Start of Block

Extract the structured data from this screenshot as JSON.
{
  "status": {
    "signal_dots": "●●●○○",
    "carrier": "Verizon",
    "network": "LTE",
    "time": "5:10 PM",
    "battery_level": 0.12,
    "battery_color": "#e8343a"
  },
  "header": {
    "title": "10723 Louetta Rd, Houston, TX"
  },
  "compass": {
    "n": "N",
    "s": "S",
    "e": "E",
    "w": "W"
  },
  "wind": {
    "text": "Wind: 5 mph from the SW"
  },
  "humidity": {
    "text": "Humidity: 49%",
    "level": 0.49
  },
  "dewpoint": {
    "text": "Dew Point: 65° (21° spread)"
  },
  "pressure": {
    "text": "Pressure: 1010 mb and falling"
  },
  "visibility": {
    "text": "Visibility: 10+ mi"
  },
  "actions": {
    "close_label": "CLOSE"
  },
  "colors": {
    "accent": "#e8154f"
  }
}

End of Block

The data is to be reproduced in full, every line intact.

■ Result of the task
Extract the structured data from this screenshot as JSON.
{
  "status": {
    "signal_dots": "●●●○○",
    "carrier": "Verizon",
    "network": "LTE",
    "time": "5:10 PM",
    "battery_level": 0.12,
    "battery_color": "#e8343a"
  },
  "header": {
    "title": "10723 Louetta Rd, Houston, TX"
  },
  "compass": {
    "n": "N",
    "s": "S",
    "e": "E",
    "w": "W"
  },
  "wind": {
    "text": "Wind: 5 mph from the SW"
  },
  "humidity": {
    "text": "Humidity: 49%",
    "level": 0.49
  },
  "dewpoint": {
    "text": "Dew Point: 65° (21° spread)"
  },
  "pressure": {
    "text": "Pressure: 1010 mb and falling"
  },
  "visibility": {
    "text": "Visibility: 10+ mi"
  },
  "actions": {
    "close_label": "CLOSE"
  },
  "colors": {
    "accent": "#e8154f"
  }
}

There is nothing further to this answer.